New research provides evidence that positive relationship events play an important role in romantic attachment avoidance. The findings, which have been published in the Journal of Personality and Social Psychology, indicate that positive relationship events in everyday life predict decreases in romantic avoidance over time.
Attachment theory describes how people bond with others and maintain their relationships. People can be secure or insecure in their attachments, and insecure individuals can be either anxious or avoidant. Individuals with attachment anxiety frequently worry about being rejected or abandoned. In contrast, those with attachment avoidance tend to be independent and have difficulty trusting others. Research has demonstrated that both types of insecure attachment can lead to negative outcomes in relationships, such as communication problems and difficulties with intimacy.
“Social psychologists have long established that the quality of attachment bonds with our romantic partners are very important for healthy relational functioning. So, we were interested in understanding the role of day-to-day experiences in helping couples achieve greater attachment security over time,” explained study author Gul Gunaydin (@gulgunaydin), a professor of psychology at Sabanci University in Turkey.
In the study, the researchers had 151 dating couples (who had been in a relationship for 1 to 3 months) and 168 newlywed couples (who had been married for up to 6 months) complete daily surveys for three weeks.
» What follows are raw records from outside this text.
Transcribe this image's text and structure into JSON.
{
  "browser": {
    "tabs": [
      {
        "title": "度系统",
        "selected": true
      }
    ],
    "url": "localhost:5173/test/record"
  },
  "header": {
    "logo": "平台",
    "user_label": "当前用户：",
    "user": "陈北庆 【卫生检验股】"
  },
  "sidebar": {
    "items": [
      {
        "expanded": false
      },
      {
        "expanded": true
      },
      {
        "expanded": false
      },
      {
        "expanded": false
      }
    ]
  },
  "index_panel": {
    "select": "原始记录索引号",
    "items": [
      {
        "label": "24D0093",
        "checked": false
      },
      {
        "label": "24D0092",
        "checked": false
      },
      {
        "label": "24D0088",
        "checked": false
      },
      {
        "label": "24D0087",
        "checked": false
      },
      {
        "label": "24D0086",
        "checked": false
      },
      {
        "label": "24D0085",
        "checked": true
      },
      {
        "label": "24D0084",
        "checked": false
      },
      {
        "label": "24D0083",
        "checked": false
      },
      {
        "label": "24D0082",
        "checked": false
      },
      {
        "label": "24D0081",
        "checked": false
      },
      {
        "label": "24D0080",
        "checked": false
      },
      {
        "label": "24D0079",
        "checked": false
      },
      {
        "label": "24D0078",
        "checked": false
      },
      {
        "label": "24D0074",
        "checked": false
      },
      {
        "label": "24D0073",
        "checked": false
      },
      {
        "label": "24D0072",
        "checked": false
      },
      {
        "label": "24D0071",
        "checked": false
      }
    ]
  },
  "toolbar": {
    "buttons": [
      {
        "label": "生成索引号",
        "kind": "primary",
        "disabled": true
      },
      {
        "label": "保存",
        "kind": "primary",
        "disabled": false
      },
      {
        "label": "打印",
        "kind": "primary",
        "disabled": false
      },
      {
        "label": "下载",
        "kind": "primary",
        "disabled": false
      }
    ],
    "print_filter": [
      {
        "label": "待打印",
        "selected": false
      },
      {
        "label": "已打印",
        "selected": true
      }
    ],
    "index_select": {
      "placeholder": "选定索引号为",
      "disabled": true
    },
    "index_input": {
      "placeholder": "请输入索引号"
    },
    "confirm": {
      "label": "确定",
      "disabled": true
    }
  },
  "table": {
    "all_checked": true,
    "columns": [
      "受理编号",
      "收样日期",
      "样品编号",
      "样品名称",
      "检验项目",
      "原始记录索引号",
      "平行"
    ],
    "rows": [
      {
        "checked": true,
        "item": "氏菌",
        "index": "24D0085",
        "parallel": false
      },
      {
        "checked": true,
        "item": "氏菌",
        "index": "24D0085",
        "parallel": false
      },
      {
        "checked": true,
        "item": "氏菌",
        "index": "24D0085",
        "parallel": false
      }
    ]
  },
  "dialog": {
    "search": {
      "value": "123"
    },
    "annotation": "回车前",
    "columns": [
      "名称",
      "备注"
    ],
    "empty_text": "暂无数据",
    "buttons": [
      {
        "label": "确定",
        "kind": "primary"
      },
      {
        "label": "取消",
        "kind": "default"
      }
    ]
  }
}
The surveys asked the participants to report whether they had experienced a variety of positive events involving their partner. The surveys also asked the participants to indicate whether they had experienced positive moods such as happiness or peacefulness.
The researchers found that positive relationship events predicted decreases in romantic avoidance. In other words, participants who reported more frequent positive relationship events became less likely to agree with statements such as “I find it difficult to allow myself to depend on my partner” after the three week period (compared to before). Gunaydin and her colleagues also found that positive relationship events were associated with experiencing positive moods, which, in turn, predicted decreases in romantic avoidance.
“Our findings indicate that positive relationship experiences contribute to feeling closer to and finding it easier to depend on one’s partner (that is, lower romantic avoidance) over time,” Gunaydin told PsyPost. “Based on these findings, we encourage couples to create opportunities to engage in pleasant relationship experiences in daily life — however small they might seem.”
To better understand the specific behaviors that predict lower romantic avoidance, the researchers invited more than 150 couples to visit their laboratory and discuss a positive relationship memory. The discussion was videotaped and reviewed by twelve independent coders. Gunaydin and her colleagues observed that behaviors validating the partner and the relationship predicted decreases in romantic avoidance over one month.
“When jointly reminiscing about these experiences, partners can try to validate one another and the relationship — for example, by telling how grateful they are for sharing the experience, disclosing positive emotions they felt during the experience or expressing how much they look forward to similar experiences in the future,” Gunaydin said. “As positive relationship experiences accumulate over time this will likely contribute to lower romantic avoidance, a key aspect of feeling secure in one’s relationship.”
Surprisingly, the researchers found no evidence that positive relationship events were associated with reductions in romantic anxiety.
“One should keep in mind that positive relationship experiences are not cure-alls for achieving attachment security,” Gunaydin told PsyPost. “In our research, positive relationship experiences contributed to lower romantic avoidance, but not lower romantic anxiety. Romantic anxiety is characterized by worrying that your partner might reject or abandon you. But experiencing positive things in your relationship doesn’t seem to significantly alleviate these worries.”
“According to recent theorizing (Attachment Security Enhancement Model by Ximena Arriaga and colleagues), anxious attachment is linked with having negative self-views. So, based on this framework, behaviors counteracting negative self-views (such as encouraging your partner to independently pursue their own goals) likely play a more pivotal role in reducing romantic anxiety.
“Moreover, all participants in our studies experienced a relationship transition as they were in the initial months of either a new dating relationship or a marriage,” Gunaydin explained. “Starting a new relationship, getting married, becoming parents, or breaking up are often seen as key events that offer greater possibilities for changing attachment patterns. So, our participants were at an ideal time in their relationship to test the links between positive relationship events and romantic avoidance. However, further research is needed to see to whether our findings would hold for couples in more stable periods of their relationship.”
The study, “The Role of Positive Relationship Events in Romantic Attachment Avoidance“, was authored by Deniz Bayraktaroglu, Gul Gunaydin, Emre Selcuk, Miri Besken, and Zahide Karakitapoglu-Aygun.